:: Assignment ::
Write only how many lines in this data include "help".

......

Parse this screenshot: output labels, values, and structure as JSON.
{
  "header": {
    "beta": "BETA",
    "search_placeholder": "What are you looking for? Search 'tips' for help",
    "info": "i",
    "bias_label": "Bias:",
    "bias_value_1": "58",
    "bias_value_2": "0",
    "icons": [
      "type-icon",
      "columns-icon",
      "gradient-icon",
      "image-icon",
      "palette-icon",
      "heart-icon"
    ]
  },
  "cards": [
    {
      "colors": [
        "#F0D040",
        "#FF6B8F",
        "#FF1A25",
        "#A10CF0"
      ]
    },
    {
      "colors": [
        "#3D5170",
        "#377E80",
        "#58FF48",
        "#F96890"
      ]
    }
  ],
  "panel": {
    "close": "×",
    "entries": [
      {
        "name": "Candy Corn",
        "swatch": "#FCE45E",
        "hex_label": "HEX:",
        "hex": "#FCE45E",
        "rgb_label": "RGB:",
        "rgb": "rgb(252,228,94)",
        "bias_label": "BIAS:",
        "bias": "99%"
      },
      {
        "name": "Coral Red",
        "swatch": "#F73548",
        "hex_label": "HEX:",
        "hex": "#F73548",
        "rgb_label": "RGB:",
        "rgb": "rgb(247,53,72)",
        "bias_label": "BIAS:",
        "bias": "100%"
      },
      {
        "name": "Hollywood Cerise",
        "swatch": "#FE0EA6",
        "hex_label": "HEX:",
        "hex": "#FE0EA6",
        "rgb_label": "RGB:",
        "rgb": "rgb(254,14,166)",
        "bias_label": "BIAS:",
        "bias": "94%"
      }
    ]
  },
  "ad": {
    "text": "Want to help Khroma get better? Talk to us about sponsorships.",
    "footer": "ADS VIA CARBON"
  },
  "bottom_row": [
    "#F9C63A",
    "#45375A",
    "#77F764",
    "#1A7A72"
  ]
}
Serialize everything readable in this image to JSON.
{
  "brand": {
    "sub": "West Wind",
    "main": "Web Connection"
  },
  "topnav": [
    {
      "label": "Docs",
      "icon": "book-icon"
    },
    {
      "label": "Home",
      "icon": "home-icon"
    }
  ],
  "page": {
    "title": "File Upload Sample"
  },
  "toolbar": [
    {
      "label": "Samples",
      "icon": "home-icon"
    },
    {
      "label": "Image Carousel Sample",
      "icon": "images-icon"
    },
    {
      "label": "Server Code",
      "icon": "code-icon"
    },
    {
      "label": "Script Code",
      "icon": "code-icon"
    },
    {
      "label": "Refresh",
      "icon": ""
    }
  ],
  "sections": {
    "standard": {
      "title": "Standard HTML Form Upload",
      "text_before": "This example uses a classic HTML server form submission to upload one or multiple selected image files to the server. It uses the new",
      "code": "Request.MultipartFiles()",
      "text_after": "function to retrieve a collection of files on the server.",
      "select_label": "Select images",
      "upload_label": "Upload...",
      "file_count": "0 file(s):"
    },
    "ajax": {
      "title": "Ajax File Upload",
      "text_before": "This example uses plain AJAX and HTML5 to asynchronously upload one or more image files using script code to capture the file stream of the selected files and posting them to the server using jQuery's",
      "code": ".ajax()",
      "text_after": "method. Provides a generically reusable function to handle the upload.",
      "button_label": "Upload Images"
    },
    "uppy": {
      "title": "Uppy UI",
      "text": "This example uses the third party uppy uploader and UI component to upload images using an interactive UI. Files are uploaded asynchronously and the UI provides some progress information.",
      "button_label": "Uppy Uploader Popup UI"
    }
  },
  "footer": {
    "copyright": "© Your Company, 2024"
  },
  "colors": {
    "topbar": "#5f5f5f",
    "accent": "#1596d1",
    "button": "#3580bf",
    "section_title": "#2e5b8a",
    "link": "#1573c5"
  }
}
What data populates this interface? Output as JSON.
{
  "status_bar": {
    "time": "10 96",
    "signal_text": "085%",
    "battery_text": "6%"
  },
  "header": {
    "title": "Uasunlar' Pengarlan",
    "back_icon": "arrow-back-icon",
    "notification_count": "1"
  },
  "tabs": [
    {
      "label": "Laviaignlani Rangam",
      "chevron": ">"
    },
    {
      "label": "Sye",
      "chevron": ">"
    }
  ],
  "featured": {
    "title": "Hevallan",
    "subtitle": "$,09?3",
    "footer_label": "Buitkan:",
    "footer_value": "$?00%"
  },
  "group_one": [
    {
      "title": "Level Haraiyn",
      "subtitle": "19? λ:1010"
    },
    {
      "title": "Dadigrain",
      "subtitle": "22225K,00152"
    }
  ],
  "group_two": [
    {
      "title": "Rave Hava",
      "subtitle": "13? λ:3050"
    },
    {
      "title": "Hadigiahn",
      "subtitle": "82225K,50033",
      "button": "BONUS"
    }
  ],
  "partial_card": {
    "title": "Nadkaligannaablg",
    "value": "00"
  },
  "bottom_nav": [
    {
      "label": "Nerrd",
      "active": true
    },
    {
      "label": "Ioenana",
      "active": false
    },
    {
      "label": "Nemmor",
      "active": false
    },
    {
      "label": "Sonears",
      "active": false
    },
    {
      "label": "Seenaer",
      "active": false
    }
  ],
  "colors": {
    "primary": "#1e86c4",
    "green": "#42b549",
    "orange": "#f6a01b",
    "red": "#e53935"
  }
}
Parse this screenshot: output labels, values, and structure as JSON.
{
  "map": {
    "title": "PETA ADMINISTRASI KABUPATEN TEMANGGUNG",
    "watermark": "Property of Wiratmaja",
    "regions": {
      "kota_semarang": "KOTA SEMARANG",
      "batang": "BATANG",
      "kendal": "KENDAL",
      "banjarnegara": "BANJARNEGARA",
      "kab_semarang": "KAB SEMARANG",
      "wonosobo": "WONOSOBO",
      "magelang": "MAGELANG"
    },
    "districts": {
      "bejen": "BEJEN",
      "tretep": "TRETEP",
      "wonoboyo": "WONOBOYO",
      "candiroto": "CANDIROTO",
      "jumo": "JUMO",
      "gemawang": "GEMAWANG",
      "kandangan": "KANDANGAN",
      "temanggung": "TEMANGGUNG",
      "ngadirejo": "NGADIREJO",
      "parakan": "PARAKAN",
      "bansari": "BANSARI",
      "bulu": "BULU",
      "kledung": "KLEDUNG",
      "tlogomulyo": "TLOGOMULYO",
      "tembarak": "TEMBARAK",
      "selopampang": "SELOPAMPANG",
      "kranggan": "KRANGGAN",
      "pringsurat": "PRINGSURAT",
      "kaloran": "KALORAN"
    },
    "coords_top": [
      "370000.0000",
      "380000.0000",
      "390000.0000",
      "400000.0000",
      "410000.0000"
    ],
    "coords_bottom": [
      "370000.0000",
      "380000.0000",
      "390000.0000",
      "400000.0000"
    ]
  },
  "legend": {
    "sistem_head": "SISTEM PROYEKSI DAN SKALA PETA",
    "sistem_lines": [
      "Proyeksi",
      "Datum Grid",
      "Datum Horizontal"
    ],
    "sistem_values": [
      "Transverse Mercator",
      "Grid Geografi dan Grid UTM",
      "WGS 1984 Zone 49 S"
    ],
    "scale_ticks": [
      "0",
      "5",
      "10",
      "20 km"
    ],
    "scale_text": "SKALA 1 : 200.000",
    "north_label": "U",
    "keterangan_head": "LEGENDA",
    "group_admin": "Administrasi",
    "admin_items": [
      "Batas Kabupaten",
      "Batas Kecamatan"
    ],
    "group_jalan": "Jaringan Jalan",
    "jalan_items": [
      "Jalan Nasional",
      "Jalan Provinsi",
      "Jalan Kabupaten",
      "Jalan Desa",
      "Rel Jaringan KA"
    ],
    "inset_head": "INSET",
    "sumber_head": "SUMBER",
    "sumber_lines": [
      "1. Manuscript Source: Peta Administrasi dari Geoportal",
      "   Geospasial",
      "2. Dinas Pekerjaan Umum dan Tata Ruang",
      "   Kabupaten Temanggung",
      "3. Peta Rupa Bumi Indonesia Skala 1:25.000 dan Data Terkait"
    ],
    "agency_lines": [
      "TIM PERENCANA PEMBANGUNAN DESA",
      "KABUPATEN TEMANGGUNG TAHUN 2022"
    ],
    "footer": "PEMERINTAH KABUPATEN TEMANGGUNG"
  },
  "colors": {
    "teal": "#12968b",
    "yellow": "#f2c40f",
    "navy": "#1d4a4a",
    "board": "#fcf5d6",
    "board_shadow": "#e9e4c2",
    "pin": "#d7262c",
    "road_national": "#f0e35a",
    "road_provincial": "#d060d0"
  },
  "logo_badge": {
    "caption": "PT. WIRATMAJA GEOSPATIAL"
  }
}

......

:: Response ::
2